Is There Any Room For Growth Cont’d The 18,900 MW (22k Bar./MW Energy) Of Electric Potential and 18MM Barrels of Oil Savings From the 271 Collocated Communities Represent Approx. 6% of Total U.S. Oil Consumption Is That It? No. The Holy Grail of Geothermal Energy Development Is to Be Able to Tap the Unlimited Energy Closer to the Earth’s Core.

Is There Any Room For Growth Cont’d At Depths of 3-6 Miles, There Is Very Hot, Dry Rock The U.S., Japan, England, France, Germany and Others Are Experimenting With Technologies to Develop This Resource Needed Improvements In Drilling Technologies Needed Ability to Enhance Subsurface Permeability Needed Technology to Detect and Sample Prospective Geothermal Resources

Leave Geothermal Potential in the U.S. The Technology Currently Exists to Provide Almost All Heating and Cooling Using Heat Pumps and About 6% of Total Energy Needs Future Development of Deep Geothermal Resources Can Provide Enough Energy for All Electric and Space Conditioning Needs

Devising a Policy For Accelerating Geothermal Use In the U.S. The Current State of the Geothermal Technology Lends Itself to a Two-phased Approach Targeting Short and Long Term Goals Easy Targets – Achievable in the Short Term (Several Years to a Decade): Phasing Out Systems Currently Using Oil For Heating Which Can Be Replaced With Geothermal Energy Quickly and With Available Technology Implementing District Heating/Cooling Systems in the 271 Collocated Cities

Devising a Policy Cont’d Continued Development of Moderatetemperature Geothermal Resources in 8 Western States With Binary-cycle Power Plants Potential Energy Production – 18,900 MW Overall Potential Savings in Energy From Implementation of the Above Short Term Measures – up to 6% of Total Oil Usage

Devising a Policy Cont’d Long-Term Targets – Several Decades: Phasing Out All Use of Fossil Fuels for Space Conditioning R&D for Technology to access the Unlimited Energy Source Closer to the Earth’s Core - Unlimited Electricity Source Build Power Plants Capable of Providing All Electricity Needs in U.S.

Pros / Cons of Such a Policy Pros: Clean Resource – Very Little Emissions or Overall Environmental Impact Domestic Resource – Not Susceptible to Geopolitical Conflict Economically Sound Alternative – The Fuel Is Free, Rate / KWh Likely to Be Competitive

Pros / Cons of Such a Policy Cont’d Cons: Capital Cost - Significant Initial Investment will be required by Consumers and Industry Duration - May Take Decades to Replace Significant Quantity of the Lost Energy Uncertainty - Replacing More Than a Few Percent of the Lost Energy Relies on Technological Advances, Both in Production and Usage

Mitigation of Policy Negatives: Additional Policy Considerations and Justifications: Gov’t Subsidies to Off-set Capital Costs – Justifiable because of significant potential for environmental savings Provide Increased Clean Air Credits and Reduced Rates for Users of Geothermal Energy – At the Same Time, Increase Rates for Heating Oil and Other Fossil Fuel Users

Conclusion Short Term (Several Years to a Decade): Not a Viable Option to Replace 25% Loss in Oil Imports.
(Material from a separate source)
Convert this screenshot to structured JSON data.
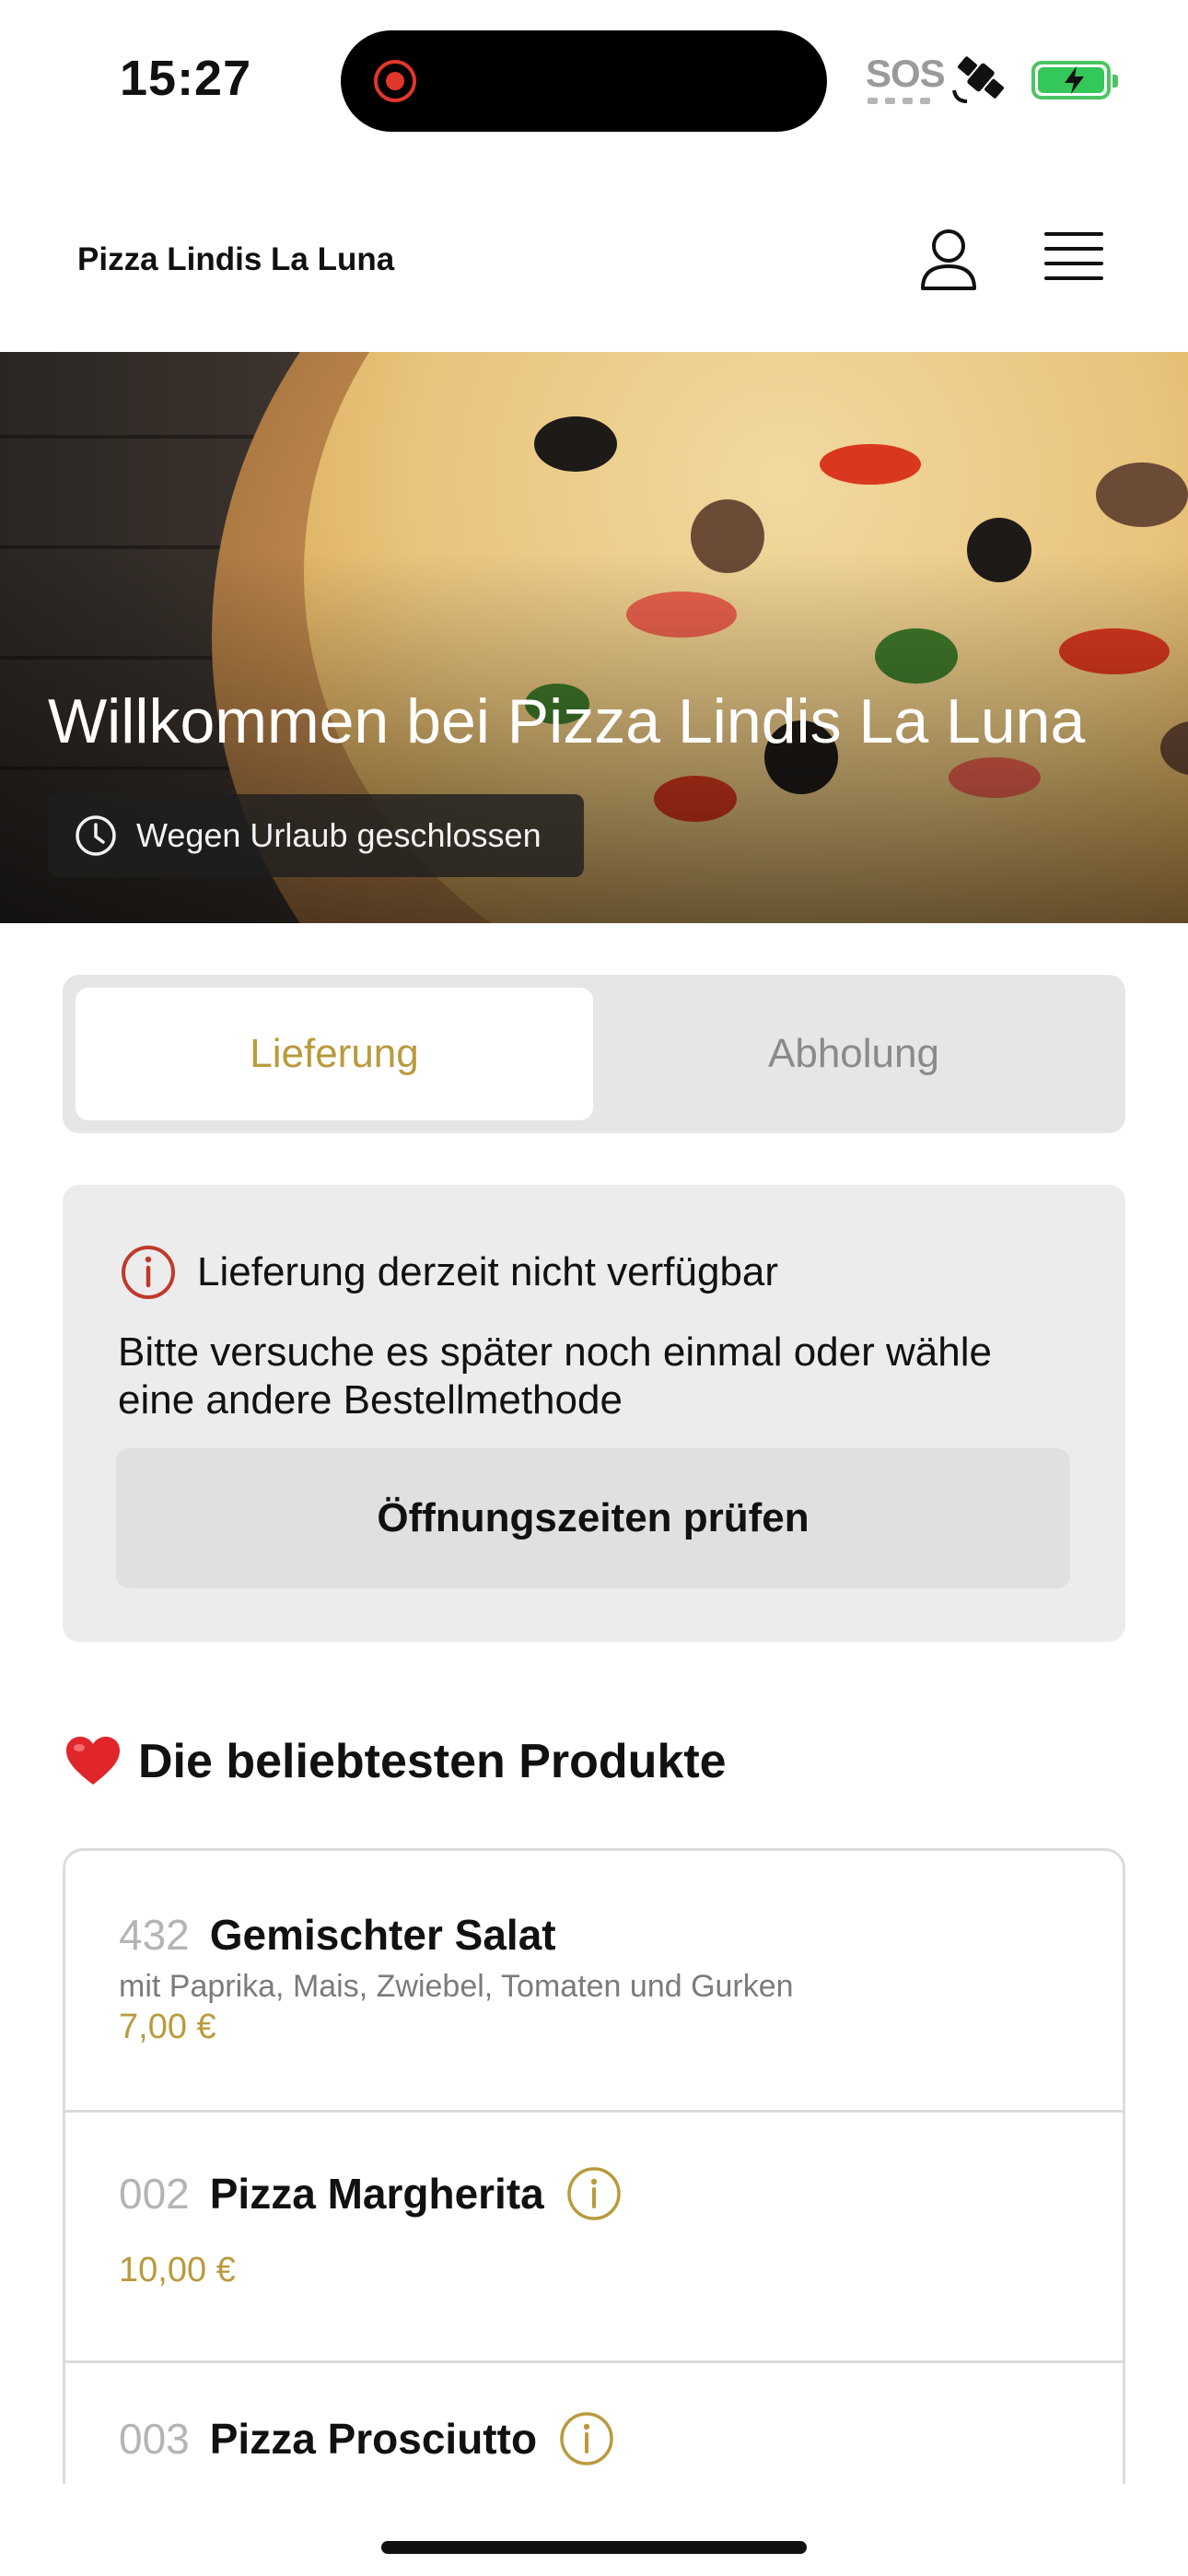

At Best, a Valuable Supplement to Replace a Few % of the Lost Energy. Some Valuable Side Effects: Production of Clean Energy – These Policies Are in Concurrence With Goals of Most Pollution-related Statutes Less Reliance on Foreign Sources of Energy Reliable and Renewal Energy Source

Conclusion Cont’d Long Term (Likely Decades for Technology to Provide an Economically Feasible Option): Biggest Impact in Electrical Generation Sectors – the Potential Exists to Provide All Energy Requirements in the U.S. Energy Consumption for Space Heating and Cooling Could Also Change Dramatically

Back to top button